We’ve all heard of asbestos. It’s even been in the national news lately. But what is it? We’ve hard reference to “asbestos fibers”, so is it grown, like cotton, or manufactured, like nylon? Actually, it’s neither. Asbestos is the common name for six different minerals that all naturally occur. That’s right, asbestos comes from rocks.
According to the American Cancer Society, asbestos exposure is the main cause of mesothelioma, an aggressive and deadly form of cancer. When asbestos fibers are inhaled, they travel to the ends of your small air passages and reach your lungs, where it causes inflammation, scarring, and eventually lung cancer. Asbestos fibers are microscopic, hundreds of times thinner than a human hair. When asbestos fibers become airborne, they can easily be inhaled. The fibers lodge deep in the lungs or other organs, irritating the tissue and eventually causing grave illnesses. All types of asbestos are deadly and inhalation of a single fiber can be enough to cause disease. If asbestos fibers are swallowed, they can reach the abdominal lining where they cause stomach cancer. Because the signs and symptoms of mesothelioma are very common, such as painful coughing, shortness of breath or chest pains, mesothelioma is often misdiagnosed or worse yet, isn’t diagnosed until the cancer has spread drastically and it’s too late.
The use of asbestos reached its peak during the middle of the 1900’s. Asbestos was used for fire retardant coatings, concrete, bricks, pipes and fireplace cement, heat, fire, and acid resistant gaskets, pipe insulation, ceiling insulation, fireproof drywall, flooring, roofing, lawn furniture, and drywall joint compound. Asbestos gloves were manufactured for workers who had to handle hot materials, including volcanologists who had to handle fresh lava. Asbestos was everywhere, in office buildings, stores, apartment buildings, houses – even hospitals. In 1940, Life magazine actually called it “the magical mineral.”
The thing is, there were signs that exposure to asbestos was dangerous to people’s health going back about 2,000 years. The ancient Greek geographer Strabo wrote about a “sickness of the lungs” in slaves who wove asbestos into cloth. But it was not until 1899 that doctors started finding asbestos fibers in the lungs of people who had died of various lung diseases at early ages who had worked in asbestos mines and asbestos factories.

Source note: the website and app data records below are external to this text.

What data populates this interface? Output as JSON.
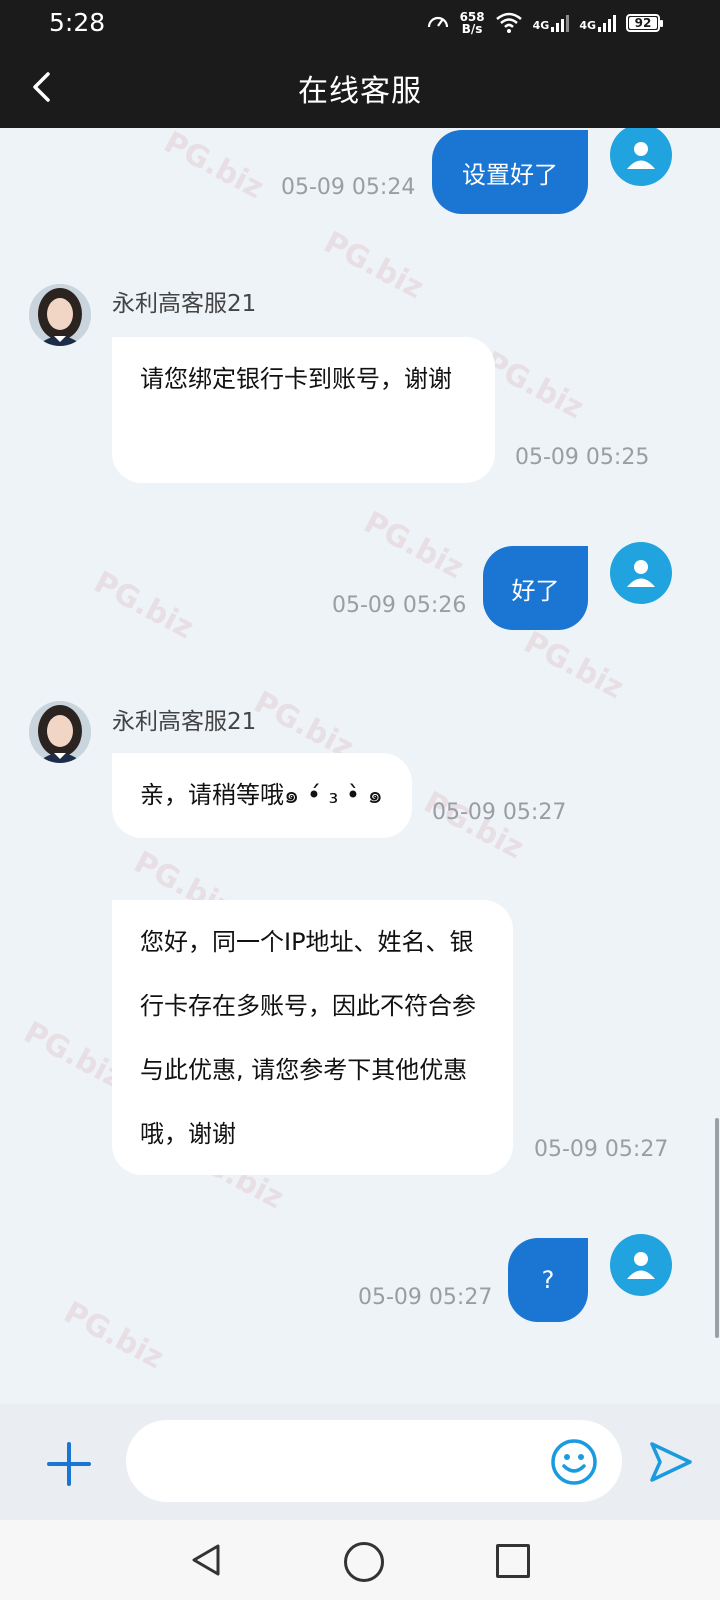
{
  "status_bar": {
    "time": "5:28",
    "net_speed_value": "658",
    "net_speed_unit": "B/s",
    "signal_1": "4G",
    "signal_2": "4G",
    "battery": "92"
  },
  "header": {
    "title": "在线客服"
  },
  "watermark": "PG.biz",
  "messages": [
    {
      "from": "user",
      "text": "设置好了",
      "time": "05-09 05:24"
    },
    {
      "from": "agent",
      "name": "永利高客服21",
      "text": "请您绑定银行卡到账号，谢谢",
      "time": "05-09 05:25"
    },
    {
      "from": "user",
      "text": "好了",
      "time": "05-09 05:26"
    },
    {
      "from": "agent",
      "name": "永利高客服21",
      "text": "亲，请稍等哦๑ •́ ₃ •̀ ๑",
      "time": "05-09 05:27"
    },
    {
      "from": "agent",
      "text": "您好，同一个IP地址、姓名、银行卡存在多账号，因此不符合参与此优惠, 请您参考下其他优惠哦，谢谢",
      "time": "05-09 05:27"
    },
    {
      "from": "user",
      "text": "?",
      "time": "05-09 05:27"
    }
  ],
  "input": {
    "placeholder": ""
  },
  "colors": {
    "bubble_out": "#1a76d2",
    "avatar_user": "#20a3df",
    "accent": "#1a76d2"
  }
}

Approximately 100,000 people in the United States have died, or are terminally ill, from asbestos exposure related to ship building. Thousands of tons of asbestos were used in World War II ships to insulate piping, boilers, steam engines, and steam turbines. There were approximately 4.3 million shipyard workers in the United States during WWII; for every 1,000 workers about 14 died of mesothelioma and an unknown number died from asbestosis. The writer of this blog post lost a family member to mesothelioma, most likely caused by being a member of the U.S. Navy during World War II and handling asbestos as part of his duties.
Mesothelioma is a real, silent disease that takes a toll on the lives of many families. Contrary to popular belief, asbestos is not banned in United States. In fact, regulations regarding asbestos have recently been loosened. Asbestos is still present in numerous buildings in the United States that were constructed before the year 1981. Which means that people still run the risk of exposure to asbestos and contracting mesothelioma.